I was in the UK for a couple of conferences in Oxford, and then headed north through the ancient Roman and Viking site of York, the pilgrimage destination of Durham (breathtakingly beautiful), Newcastle (more Romans – this time in museums), and finally out along Hadrian’s Wall.
So in a couple of weeks, I went from discussing life writing and celebrity with historians and writers, and then gender and love with academics from many fields, to researching three writing projects at once. And I walked a long way.
I also flew a long way, which not only gives a busy person plenty of time to catch up on movies and TV shows I’ve missed (Poldark! Agents of SHIELD!), but also endless hours to read.
Sadly, what you read at 3am somewhere over Albania after being awake for twenty hours doesn’t tend to stick in the brain for long, so I stuck to re-reading favourites on my Kobo.
But here’s what I’ve been reading or rereading since:
- The Moor: Lives, Landscape and Literature, by William Atkins. Like taking a long walk with a thoughtful friend who points out details you’d otherwise miss.
- The Paying Guests. Sarah Waters’ latest, and yet another novel perfectly evocative of time and place.

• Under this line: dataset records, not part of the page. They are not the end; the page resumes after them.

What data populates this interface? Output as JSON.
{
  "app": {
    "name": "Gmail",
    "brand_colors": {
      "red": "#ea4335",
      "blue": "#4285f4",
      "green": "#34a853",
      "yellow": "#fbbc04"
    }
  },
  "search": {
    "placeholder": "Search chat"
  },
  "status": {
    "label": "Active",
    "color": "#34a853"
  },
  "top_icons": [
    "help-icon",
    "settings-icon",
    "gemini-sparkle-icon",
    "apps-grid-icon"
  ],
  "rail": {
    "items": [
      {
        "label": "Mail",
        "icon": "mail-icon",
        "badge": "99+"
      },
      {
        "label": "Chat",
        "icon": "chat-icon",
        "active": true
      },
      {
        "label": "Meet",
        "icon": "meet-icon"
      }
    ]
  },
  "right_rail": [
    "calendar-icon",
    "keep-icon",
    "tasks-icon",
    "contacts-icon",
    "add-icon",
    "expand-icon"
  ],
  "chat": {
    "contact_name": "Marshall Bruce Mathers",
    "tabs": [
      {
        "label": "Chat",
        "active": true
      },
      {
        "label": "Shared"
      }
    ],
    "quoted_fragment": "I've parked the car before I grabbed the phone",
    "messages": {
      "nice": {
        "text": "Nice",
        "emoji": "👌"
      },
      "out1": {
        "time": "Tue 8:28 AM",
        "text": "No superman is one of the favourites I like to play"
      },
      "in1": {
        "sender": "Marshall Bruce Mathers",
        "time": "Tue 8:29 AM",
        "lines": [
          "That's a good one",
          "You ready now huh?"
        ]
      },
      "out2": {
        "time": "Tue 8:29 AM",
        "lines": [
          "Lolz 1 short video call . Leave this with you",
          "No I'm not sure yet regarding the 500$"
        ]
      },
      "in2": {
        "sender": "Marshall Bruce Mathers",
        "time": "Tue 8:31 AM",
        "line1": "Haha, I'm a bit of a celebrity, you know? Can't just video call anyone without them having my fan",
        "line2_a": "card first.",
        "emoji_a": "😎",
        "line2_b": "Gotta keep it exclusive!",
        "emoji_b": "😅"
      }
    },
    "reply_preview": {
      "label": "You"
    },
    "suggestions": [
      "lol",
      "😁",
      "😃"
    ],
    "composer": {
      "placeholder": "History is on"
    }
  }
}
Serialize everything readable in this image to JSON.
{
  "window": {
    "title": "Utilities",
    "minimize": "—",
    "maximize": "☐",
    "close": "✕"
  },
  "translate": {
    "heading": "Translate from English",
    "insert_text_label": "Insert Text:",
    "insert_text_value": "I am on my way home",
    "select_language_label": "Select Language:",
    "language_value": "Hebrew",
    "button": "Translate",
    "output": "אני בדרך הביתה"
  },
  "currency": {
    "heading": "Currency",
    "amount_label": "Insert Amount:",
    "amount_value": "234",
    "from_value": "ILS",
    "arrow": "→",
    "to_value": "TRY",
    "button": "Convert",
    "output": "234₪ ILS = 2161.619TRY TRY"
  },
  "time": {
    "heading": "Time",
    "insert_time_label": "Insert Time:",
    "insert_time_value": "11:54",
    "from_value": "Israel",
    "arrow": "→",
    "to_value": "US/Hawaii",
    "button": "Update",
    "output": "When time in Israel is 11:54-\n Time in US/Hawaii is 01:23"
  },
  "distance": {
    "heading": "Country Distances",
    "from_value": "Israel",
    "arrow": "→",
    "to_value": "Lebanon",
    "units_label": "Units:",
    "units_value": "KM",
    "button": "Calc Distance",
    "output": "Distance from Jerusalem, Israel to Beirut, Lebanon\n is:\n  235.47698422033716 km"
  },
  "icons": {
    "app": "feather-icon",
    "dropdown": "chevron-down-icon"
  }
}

- The Mystery of the Hansom Cab, by Fergus Hume, which I decided to re-read while I also delve into Lucy Sussex’s book about Hume and his book, Blockbuster.
- Cloudwish by one of Australia’s finest writers of young adult fiction, Fiona Wood – yet another inspiring visit to her fictional contemporary world.
Now I’m onto Oxford, by one of my writing heroes, Jan Morris, which is just as wonderful as I expected, and keeps me laughing aloud at the antics of students and dons over hundreds of years and in delight at its perfect phrases and word choice.
Has she ever written a bad book? Or essay? Or travel story? I don’t think so. Every one is a treasure.